**Task brief:** Retype the records that come next, word for word.

-------- Extracted material

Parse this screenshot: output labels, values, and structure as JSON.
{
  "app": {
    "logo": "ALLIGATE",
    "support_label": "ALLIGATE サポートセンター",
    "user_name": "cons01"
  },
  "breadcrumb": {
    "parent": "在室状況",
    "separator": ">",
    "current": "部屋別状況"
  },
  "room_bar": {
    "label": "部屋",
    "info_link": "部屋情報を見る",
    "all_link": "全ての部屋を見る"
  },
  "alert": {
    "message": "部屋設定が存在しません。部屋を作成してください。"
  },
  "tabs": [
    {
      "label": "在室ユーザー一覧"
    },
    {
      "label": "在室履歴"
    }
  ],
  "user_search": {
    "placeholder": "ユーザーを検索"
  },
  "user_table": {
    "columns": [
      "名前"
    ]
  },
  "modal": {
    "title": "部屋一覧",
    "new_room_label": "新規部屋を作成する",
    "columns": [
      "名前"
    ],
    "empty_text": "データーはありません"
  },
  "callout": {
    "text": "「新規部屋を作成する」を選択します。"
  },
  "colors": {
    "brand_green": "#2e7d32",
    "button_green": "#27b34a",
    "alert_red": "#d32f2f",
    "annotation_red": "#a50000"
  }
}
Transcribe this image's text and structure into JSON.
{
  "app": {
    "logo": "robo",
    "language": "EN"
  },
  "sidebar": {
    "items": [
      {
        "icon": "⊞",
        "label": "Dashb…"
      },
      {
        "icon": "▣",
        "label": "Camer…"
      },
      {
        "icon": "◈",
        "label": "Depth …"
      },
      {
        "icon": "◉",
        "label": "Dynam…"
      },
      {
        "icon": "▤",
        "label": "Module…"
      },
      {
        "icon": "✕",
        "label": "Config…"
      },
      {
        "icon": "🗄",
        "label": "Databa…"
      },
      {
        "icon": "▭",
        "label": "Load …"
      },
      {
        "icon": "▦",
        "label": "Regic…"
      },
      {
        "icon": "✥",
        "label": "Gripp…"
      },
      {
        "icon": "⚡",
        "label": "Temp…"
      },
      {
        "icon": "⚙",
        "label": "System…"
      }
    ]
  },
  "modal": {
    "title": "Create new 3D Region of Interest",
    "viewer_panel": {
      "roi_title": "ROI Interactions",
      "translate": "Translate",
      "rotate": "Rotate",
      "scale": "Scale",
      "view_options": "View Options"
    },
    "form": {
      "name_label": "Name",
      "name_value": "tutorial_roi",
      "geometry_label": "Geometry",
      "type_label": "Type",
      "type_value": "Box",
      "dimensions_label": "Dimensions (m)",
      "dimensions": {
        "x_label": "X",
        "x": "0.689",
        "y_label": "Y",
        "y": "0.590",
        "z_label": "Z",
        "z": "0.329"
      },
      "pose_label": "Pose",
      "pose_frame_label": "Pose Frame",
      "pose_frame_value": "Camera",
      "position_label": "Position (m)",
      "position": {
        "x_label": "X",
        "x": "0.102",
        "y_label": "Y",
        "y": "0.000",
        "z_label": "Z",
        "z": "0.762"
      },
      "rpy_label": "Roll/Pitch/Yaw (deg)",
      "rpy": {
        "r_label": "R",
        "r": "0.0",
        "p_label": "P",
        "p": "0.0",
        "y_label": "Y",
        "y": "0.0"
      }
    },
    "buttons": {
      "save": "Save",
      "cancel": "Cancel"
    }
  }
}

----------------

**Finished exercise:**
Parse this screenshot: output labels, values, and structure as JSON.
{
  "app": {
    "logo": "ALLIGATE",
    "support_label": "ALLIGATE サポートセンター",
    "user_name": "cons01"
  },
  "breadcrumb": {
    "parent": "在室状況",
    "separator": ">",
    "current": "部屋別状況"
  },
  "room_bar": {
    "label": "部屋",
    "info_link": "部屋情報を見る",
    "all_link": "全ての部屋を見る"
  },
  "alert": {
    "message": "部屋設定が存在しません。部屋を作成してください。"
  },
  "tabs": [
    {
      "label": "在室ユーザー一覧"
    },
    {
      "label": "在室履歴"
    }
  ],
  "user_search": {
    "placeholder": "ユーザーを検索"
  },
  "user_table": {
    "columns": [
      "名前"
    ]
  },
  "modal": {
    "title": "部屋一覧",
    "new_room_label": "新規部屋を作成する",
    "columns": [
      "名前"
    ],
    "empty_text": "データーはありません"
  },
  "callout": {
    "text": "「新規部屋を作成する」を選択します。"
  },
  "colors": {
    "brand_green": "#2e7d32",
    "button_green": "#27b34a",
    "alert_red": "#d32f2f",
    "annotation_red": "#a50000"
  }
}
Transcribe this image's text and structure into JSON.
{
  "app": {
    "logo": "robo",
    "language": "EN"
  },
  "sidebar": {
    "items": [
      {
        "icon": "⊞",
        "label": "Dashb…"
      },
      {
        "icon": "▣",
        "label": "Camer…"
      },
      {
        "icon": "◈",
        "label": "Depth …"
      },
      {
        "icon": "◉",
        "label": "Dynam…"
      },
      {
        "icon": "▤",
        "label": "Module…"
      },
      {
        "icon": "✕",
        "label": "Config…"
      },
      {
        "icon": "🗄",
        "label": "Databa…"
      },
      {
        "icon": "▭",
        "label": "Load …"
      },
      {
        "icon": "▦",
        "label": "Regic…"
      },
      {
        "icon": "✥",
        "label": "Gripp…"
      },
      {
        "icon": "⚡",
        "label": "Temp…"
      },
      {
        "icon": "⚙",
        "label": "System…"
      }
    ]
  },
  "modal": {
    "title": "Create new 3D Region of Interest",
    "viewer_panel": {
      "roi_title": "ROI Interactions",
      "translate": "Translate",
      "rotate": "Rotate",
      "scale": "Scale",
      "view_options": "View Options"
    },
    "form": {
      "name_label": "Name",
      "name_value": "tutorial_roi",
      "geometry_label": "Geometry",
      "type_label": "Type",
      "type_value": "Box",
      "dimensions_label": "Dimensions (m)",
      "dimensions": {
        "x_label": "X",
        "x": "0.689",
        "y_label": "Y",
        "y": "0.590",
        "z_label": "Z",
        "z": "0.329"
      },
      "pose_label": "Pose",
      "pose_frame_label": "Pose Frame",
      "pose_frame_value": "Camera",
      "position_label": "Position (m)",
      "position": {
        "x_label": "X",
        "x": "0.102",
        "y_label": "Y",
        "y": "0.000",
        "z_label": "Z",
        "z": "0.762"
      },
      "rpy_label": "Roll/Pitch/Yaw (deg)",
      "rpy": {
        "r_label": "R",
        "r": "0.0",
        "p_label": "P",
        "p": "0.0",
        "y_label": "Y",
        "y": "0.0"
      }
    },
    "buttons": {
      "save": "Save",
      "cancel": "Cancel"
    }
  }
}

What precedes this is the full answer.